Work item>
From start to end, write out the following data exactly, apart from its images.

Supplied data>
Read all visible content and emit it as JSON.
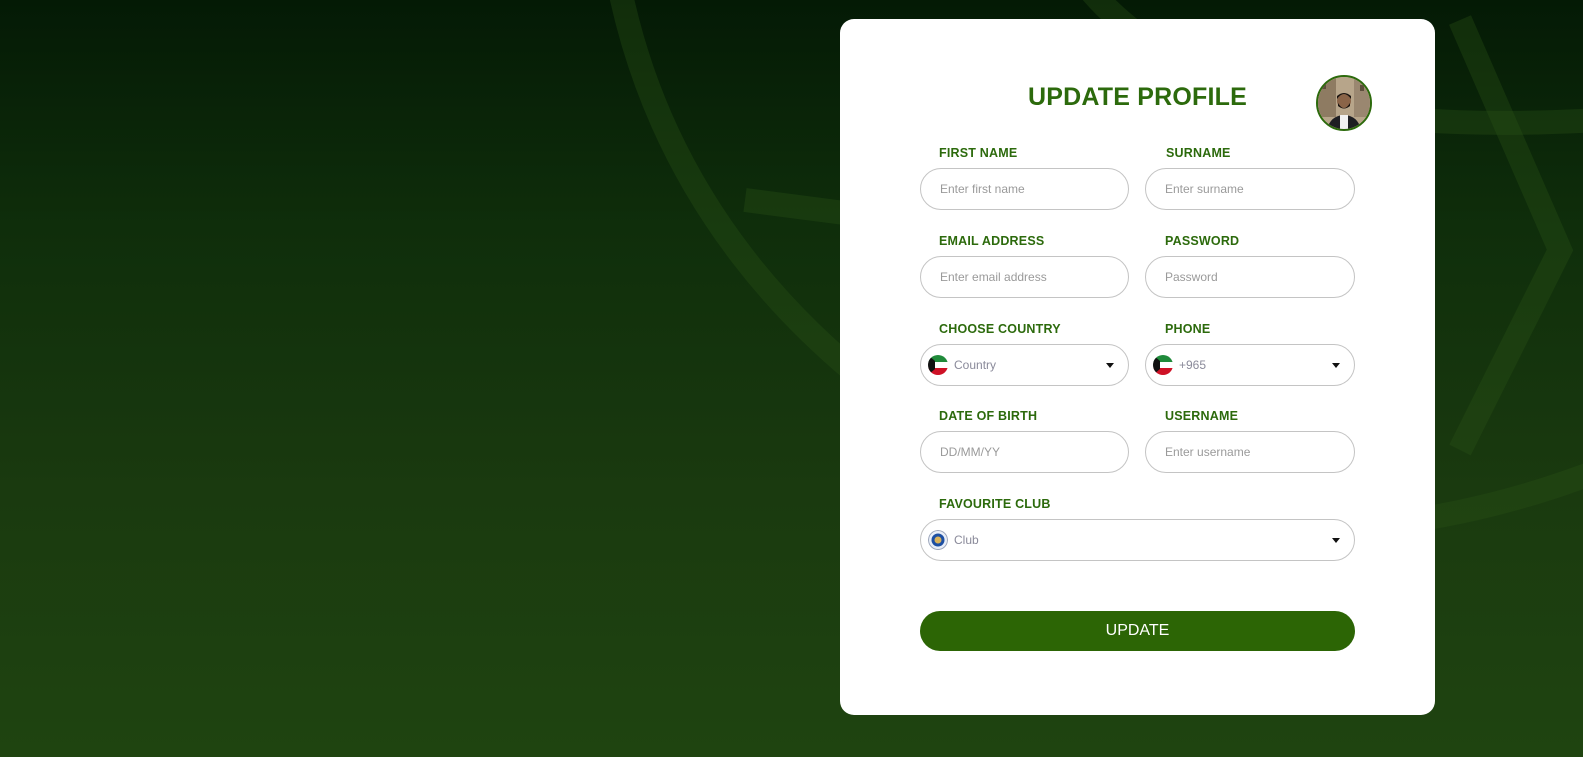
{
  "form": {
    "title": "UPDATE PROFILE",
    "fields": {
      "first_name": {
        "label": "FIRST NAME",
        "placeholder": "Enter first name",
        "value": ""
      },
      "surname": {
        "label": "SURNAME",
        "placeholder": "Enter surname",
        "value": ""
      },
      "email": {
        "label": "EMAIL ADDRESS",
        "placeholder": "Enter email address",
        "value": ""
      },
      "password": {
        "label": "PASSWORD",
        "placeholder": "Password",
        "value": ""
      },
      "country": {
        "label": "CHOOSE COUNTRY",
        "selected": "Country",
        "flag_icon": "kuwait-flag-icon"
      },
      "phone": {
        "label": "PHONE",
        "selected": "+965",
        "flag_icon": "kuwait-flag-icon"
      },
      "dob": {
        "label": "DATE OF BIRTH",
        "placeholder": "DD/MM/YY",
        "value": ""
      },
      "username": {
        "label": "USERNAME",
        "placeholder": "Enter username",
        "value": ""
      },
      "club": {
        "label": "FAVOURITE CLUB",
        "selected": "Club",
        "crest_icon": "club-crest-icon"
      }
    },
    "submit_label": "UPDATE"
  },
  "colors": {
    "accent": "#2c6a0c",
    "button": "#2c6505",
    "background_dark": "#041a05",
    "background_light": "#1f4410"
  }
}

Answer to this exercise>
Read all visible content and emit it as JSON.
{
  "form": {
    "title": "UPDATE PROFILE",
    "fields": {
      "first_name": {
        "label": "FIRST NAME",
        "placeholder": "Enter first name",
        "value": ""
      },
      "surname": {
        "label": "SURNAME",
        "placeholder": "Enter surname",
        "value": ""
      },
      "email": {
        "label": "EMAIL ADDRESS",
        "placeholder": "Enter email address",
        "value": ""
      },
      "password": {
        "label": "PASSWORD",
        "placeholder": "Password",
        "value": ""
      },
      "country": {
        "label": "CHOOSE COUNTRY",
        "selected": "Country",
        "flag_icon": "kuwait-flag-icon"
      },
      "phone": {
        "label": "PHONE",
        "selected": "+965",
        "flag_icon": "kuwait-flag-icon"
      },
      "dob": {
        "label": "DATE OF BIRTH",
        "placeholder": "DD/MM/YY",
        "value": ""
      },
      "username": {
        "label": "USERNAME",
        "placeholder": "Enter username",
        "value": ""
      },
      "club": {
        "label": "FAVOURITE CLUB",
        "selected": "Club",
        "crest_icon": "club-crest-icon"
      }
    },
    "submit_label": "UPDATE"
  },
  "colors": {
    "accent": "#2c6a0c",
    "button": "#2c6505",
    "background_dark": "#041a05",
    "background_light": "#1f4410"
  }
}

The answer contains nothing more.